“Unbelievable,” was Crosse’s first reaction. “A lot of jockeys spend their lives trying to get to this stage. I’m lucky to have rode in a few already and to grab one is amazing.”
This was only a third ride in Britain for Crosse, almost exactly two years after the first. Jonjo O’Neill brought him over as a fresh-faced 7lb claimer to see if he could make the difference to a 66-1 shot in the 2018 Cesarewitch. That rank outsider remains Crosse’s only losing ride in this country.
Surely he would also have won on Galileo Chrome in the Leger, but for the bolt from the blue that came when he was told he had Covid-19, despite being free of symptoms. The mount, and the glory, went to Tom Marquand. “It’s been a head-wrecking few weeks for me, and for everyone,” reflected Crosse, who comes from a family of jockeys. “It wasn’t easy to sit at home and watch the Leger from the couch.
“I had to watch it but I didn’t want to. I wouldn’t mind, but he always looked like he was gonna win. So it was tough. But I’m delighted the horse won, and for Tom, he’s a lovely guy. There’s no point in huddling up and crying about it. My dad and all the lads and my brother have taught me how this game goes.”
Crosse can look forward to riding Galileo Chrome on other days, as well as Pretty Gorgeous when she returns for the 1,000 Guineas in May, for which she is favourite at 10-1. The filly showed a tough constitution to score, having been over to Paris last weekend, where she was prevented from running by the feed contamination crisis which now seems to be resolving itself.
A frustrating year for fans of Pinatubo, meanwhile, last year’s megastar juvenile, got worse with news that Godolphin have retired him to stud rather than tackle the Breeders’ Cup Mile, for which he had been 5-2 favourite. No explanation was offered, Godolphin offering only a statement which said the decision followed “a discussion of key horses”.

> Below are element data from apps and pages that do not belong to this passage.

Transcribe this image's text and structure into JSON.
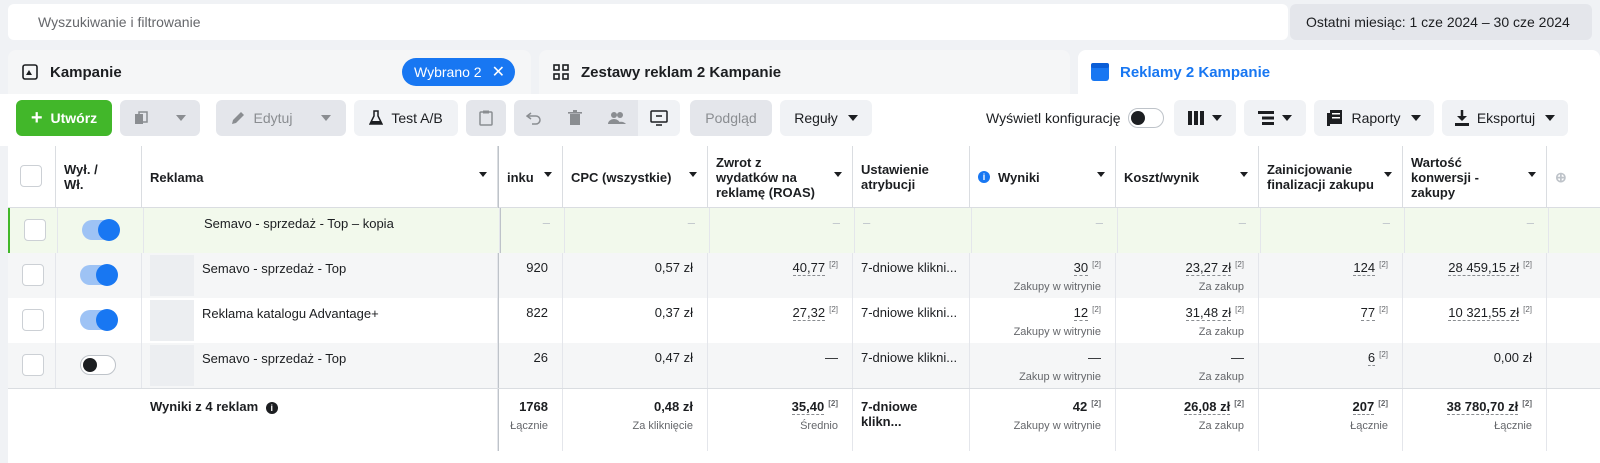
{
  "search": {
    "placeholder": "Wyszukiwanie i filtrowanie"
  },
  "date_range": "Ostatni miesiąc: 1 cze 2024 – 30 cze 2024",
  "tabs": {
    "campaigns": {
      "label": "Kampanie",
      "chip": "Wybrano 2"
    },
    "adsets": {
      "label": "Zestawy reklam 2 Kampanie"
    },
    "ads": {
      "label": "Reklamy 2 Kampanie"
    }
  },
  "toolbar": {
    "create": "Utwórz",
    "edit": "Edytuj",
    "ab_test": "Test A/B",
    "preview": "Podgląd",
    "rules": "Reguły",
    "show_config": "Wyświetl konfigurację",
    "reports": "Raporty",
    "export": "Eksportuj"
  },
  "columns": {
    "onoff": "Wył. / Wł.",
    "ad": "Reklama",
    "clicks": "inku",
    "cpc": "CPC (wszystkie)",
    "roas": "Zwrot z wydatków na reklamę (ROAS)",
    "attribution": "Ustawienie atrybucji",
    "results": "Wyniki",
    "cost_per_result": "Koszt/wynik",
    "checkout": "Zainicjowanie finalizacji zakupu",
    "conv_value": "Wartość konwersji - zakupy"
  },
  "rows": [
    {
      "name": "Semavo - sprzedaż - Top – kopia",
      "clicks": "–",
      "cpc": "–",
      "roas": "–",
      "attribution": "–",
      "results": "–",
      "results_sub": "",
      "cost": "–",
      "cost_sub": "",
      "checkout": "–",
      "value": "–"
    },
    {
      "name": "Semavo - sprzedaż - Top",
      "clicks": "920",
      "cpc": "0,57 zł",
      "roas": "40,77",
      "attribution": "7-dniowe klikni...",
      "results": "30",
      "results_sub": "Zakupy w witrynie",
      "cost": "23,27 zł",
      "cost_sub": "Za zakup",
      "checkout": "124",
      "value": "28 459,15 zł"
    },
    {
      "name": "Reklama katalogu Advantage+",
      "clicks": "822",
      "cpc": "0,37 zł",
      "roas": "27,32",
      "attribution": "7-dniowe klikni...",
      "results": "12",
      "results_sub": "Zakupy w witrynie",
      "cost": "31,48 zł",
      "cost_sub": "Za zakup",
      "checkout": "77",
      "value": "10 321,55 zł"
    },
    {
      "name": "Semavo - sprzedaż - Top",
      "clicks": "26",
      "cpc": "0,47 zł",
      "roas": "—",
      "attribution": "7-dniowe klikni...",
      "results": "—",
      "results_sub": "Zakup w witrynie",
      "cost": "—",
      "cost_sub": "Za zakup",
      "checkout": "6",
      "value": "0,00 zł"
    }
  ],
  "sup": "[2]",
  "totals": {
    "label": "Wyniki z 4 reklam",
    "clicks": "1768",
    "clicks_sub": "Łącznie",
    "cpc": "0,48 zł",
    "cpc_sub": "Za kliknięcie",
    "roas": "35,40",
    "roas_sub": "Średnio",
    "attribution": "7-dniowe klikn...",
    "results": "42",
    "results_sub": "Zakupy w witrynie",
    "cost": "26,08 zł",
    "cost_sub": "Za zakup",
    "checkout": "207",
    "checkout_sub": "Łącznie",
    "value": "38 780,70 zł",
    "value_sub": "Łącznie"
  }
}
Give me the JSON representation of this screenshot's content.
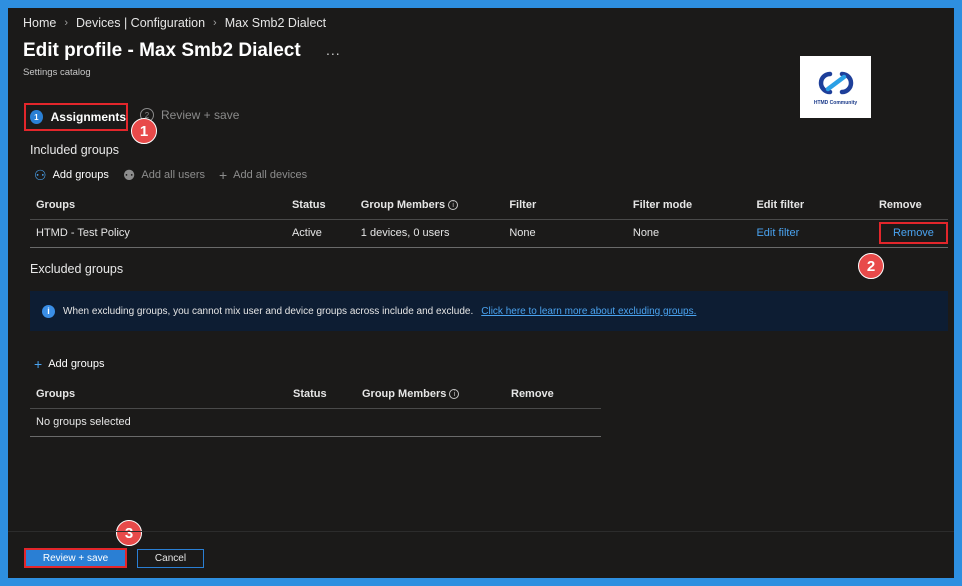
{
  "breadcrumb": [
    "Home",
    "Devices | Configuration",
    "Max Smb2 Dialect"
  ],
  "header": {
    "title": "Edit profile - Max Smb2 Dialect",
    "more": "...",
    "subtitle": "Settings catalog"
  },
  "logo": {
    "text": "HTMD Community"
  },
  "steps": [
    {
      "number": "1",
      "label": "Assignments",
      "active": true
    },
    {
      "number": "2",
      "label": "Review + save",
      "active": false
    }
  ],
  "callouts": [
    "1",
    "2",
    "3"
  ],
  "included": {
    "label": "Included groups",
    "toolbar": {
      "add_groups": "Add groups",
      "add_all_users": "Add all users",
      "add_all_devices": "Add all devices"
    },
    "columns": [
      "Groups",
      "Status",
      "Group Members",
      "Filter",
      "Filter mode",
      "Edit filter",
      "Remove"
    ],
    "rows": [
      {
        "group": "HTMD - Test Policy",
        "status": "Active",
        "members": "1 devices, 0 users",
        "filter": "None",
        "filter_mode": "None",
        "edit_filter": "Edit filter",
        "remove": "Remove"
      }
    ]
  },
  "excluded": {
    "label": "Excluded groups",
    "info_text": "When excluding groups, you cannot mix user and device groups across include and exclude.",
    "info_link": "Click here to learn more about excluding groups.",
    "add_groups": "Add groups",
    "columns": [
      "Groups",
      "Status",
      "Group Members",
      "Remove"
    ],
    "empty_text": "No groups selected"
  },
  "footer": {
    "review_save": "Review + save",
    "cancel": "Cancel"
  },
  "colors": {
    "accent": "#2a7fd4",
    "highlight": "#e3262b",
    "link": "#4aa3f0",
    "background": "#1b1a19"
  }
}
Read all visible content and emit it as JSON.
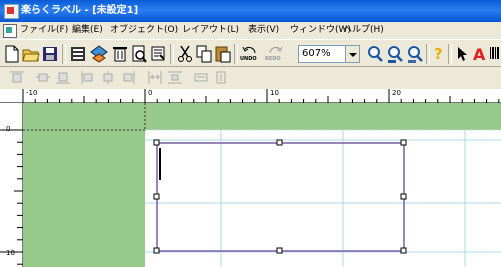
{
  "window": {
    "title": "楽らくラベル - [未設定1]"
  },
  "menu": {
    "items": [
      {
        "label": "ファイル(F)"
      },
      {
        "label": "編集(E)"
      },
      {
        "label": "オブジェクト(O)"
      },
      {
        "label": "レイアウト(L)"
      },
      {
        "label": "表示(V)"
      },
      {
        "label": "ウィンドウ(W)"
      },
      {
        "label": "ヘルプ(H)"
      }
    ]
  },
  "toolbar": {
    "undo_label": "UNDO",
    "redo_label": "REDO",
    "zoom_value": "607%",
    "icons": [
      "new-file-icon",
      "open-folder-icon",
      "save-icon",
      "print-setup-icon",
      "layer-icon",
      "bin-icon",
      "print-preview-icon",
      "template-icon",
      "cut-icon",
      "copy-icon",
      "paste-icon",
      "undo-icon",
      "redo-icon",
      "zoom-icon",
      "zoom-all-icon",
      "zoom-page-icon",
      "help-icon",
      "pointer-icon",
      "text-tool-icon",
      "barcode-icon"
    ]
  },
  "ruler": {
    "horizontal_labels": [
      "-10",
      "0",
      "10",
      "20"
    ],
    "vertical_labels": [
      "0",
      "10"
    ]
  },
  "colors": {
    "title_bar": "#0a5bd6",
    "workspace_green": "#97c98a",
    "label_border": "#7a5ea6",
    "grid_line": "#a9d8e6"
  }
}
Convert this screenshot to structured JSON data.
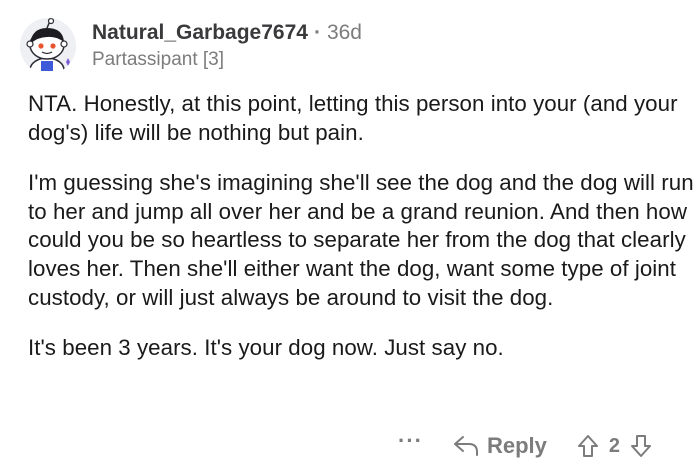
{
  "comment": {
    "username": "Natural_Garbage7674",
    "separator": "·",
    "age": "36d",
    "flair": "Partassipant [3]",
    "paragraphs": [
      "NTA. Honestly, at this point, letting this person into your (and your dog's) life will be nothing but pain.",
      "I'm guessing she's imagining she'll see the dog and the dog will run to her and jump all over her and be a grand reunion. And then how could you be so heartless to separate her from the dog that clearly loves her. Then she'll either want the dog, want some type of joint custody, or will just always be around to visit the dog.",
      "It's been 3 years. It's your dog now. Just say no."
    ],
    "actions": {
      "more": "···",
      "reply_label": "Reply",
      "vote_count": "2"
    },
    "icons": {
      "avatar": "snoo-avatar",
      "reply": "reply-arrow-icon",
      "upvote": "upvote-arrow-icon",
      "downvote": "downvote-arrow-icon",
      "more": "more-options-icon"
    },
    "colors": {
      "text": "#1a1a1b",
      "meta": "#7c7c7c"
    }
  }
}
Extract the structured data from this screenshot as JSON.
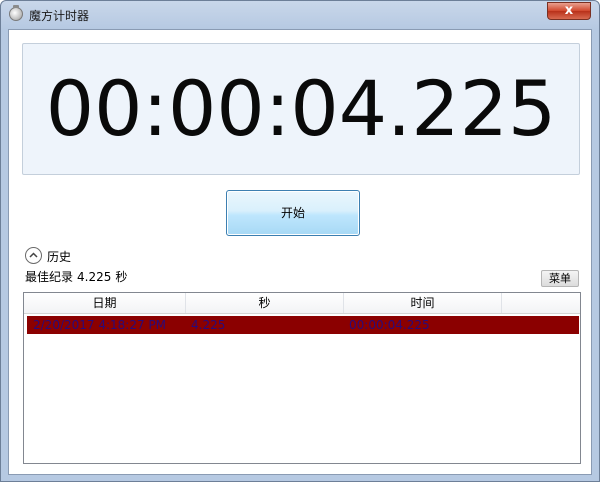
{
  "window": {
    "title": "魔方计时器",
    "close_glyph": "x"
  },
  "timer": {
    "display": "00:00:04.225"
  },
  "controls": {
    "start_label": "开始",
    "menu_label": "菜单"
  },
  "history": {
    "label": "历史",
    "best_prefix": "最佳纪录",
    "best_value": "4.225",
    "best_unit": "秒"
  },
  "table": {
    "columns": [
      "日期",
      "秒",
      "时间"
    ],
    "rows": [
      {
        "date": "2/20/2017 4:18:27 PM",
        "seconds": "4.225",
        "time": "00:00:04.225",
        "selected": true
      }
    ]
  },
  "colors": {
    "selected_row": "#8b0000",
    "timer_panel": "#eef4fb",
    "start_border": "#3c7fb1"
  }
}
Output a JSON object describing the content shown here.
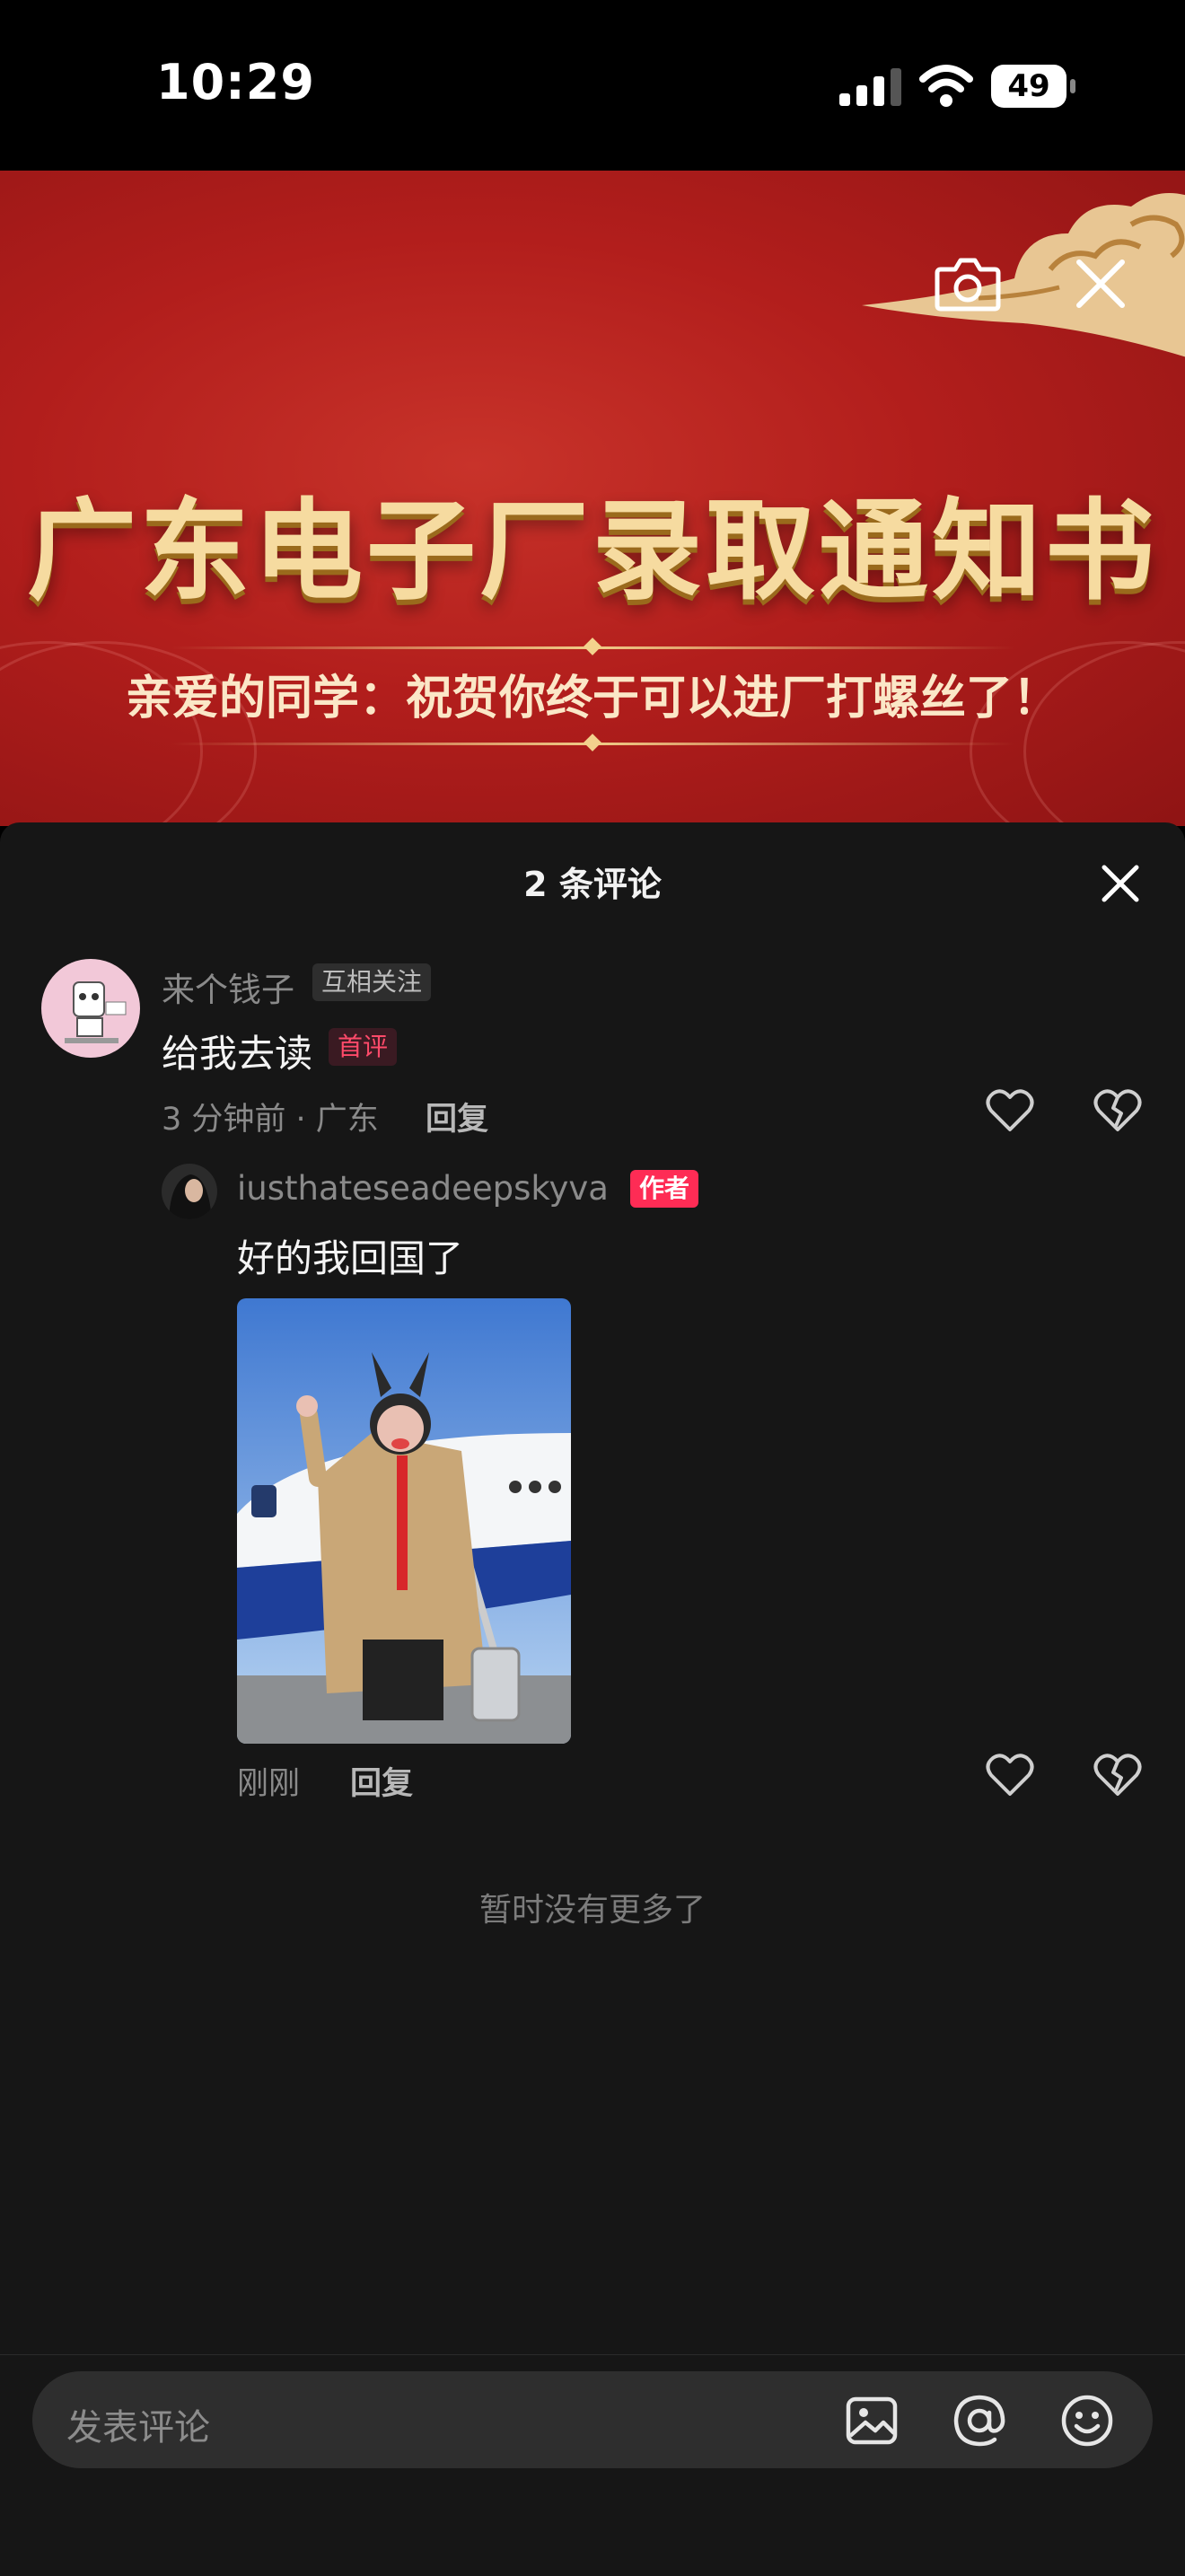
{
  "status_bar": {
    "time": "10:29",
    "battery": "49"
  },
  "banner": {
    "title": "广东电子厂录取通知书",
    "subtitle": "亲爱的同学：祝贺你终于可以进厂打螺丝了！"
  },
  "comments_sheet": {
    "title": "2 条评论",
    "comments": [
      {
        "username": "来个钱子",
        "relation_tag": "互相关注",
        "text": "给我去读",
        "badge": "首评",
        "meta": "3 分钟前 · 广东",
        "reply_label": "回复"
      }
    ],
    "replies": [
      {
        "username": "iusthateseadeepskyva",
        "badge": "作者",
        "text": "好的我回国了",
        "meta": "刚刚",
        "reply_label": "回复"
      }
    ],
    "end_text": "暂时没有更多了"
  },
  "input": {
    "placeholder": "发表评论"
  },
  "colors": {
    "accent": "#fe2c55",
    "sheet_bg": "#161616",
    "input_bg": "#2e2e2e",
    "banner_red": "#b21e1c",
    "banner_gold": "#f6dba0"
  },
  "icons": [
    "signal-icon",
    "wifi-icon",
    "camera-icon",
    "close-icon",
    "heart-icon",
    "broken-heart-icon",
    "image-icon",
    "at-icon",
    "emoji-icon"
  ]
}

Undefeated in six races last year and memorably impressive in Ireland’s National Stakes, he was a beaten favourite three times this summer, though he made the best of a straightforward opportunity to land the Prix Jean Prat.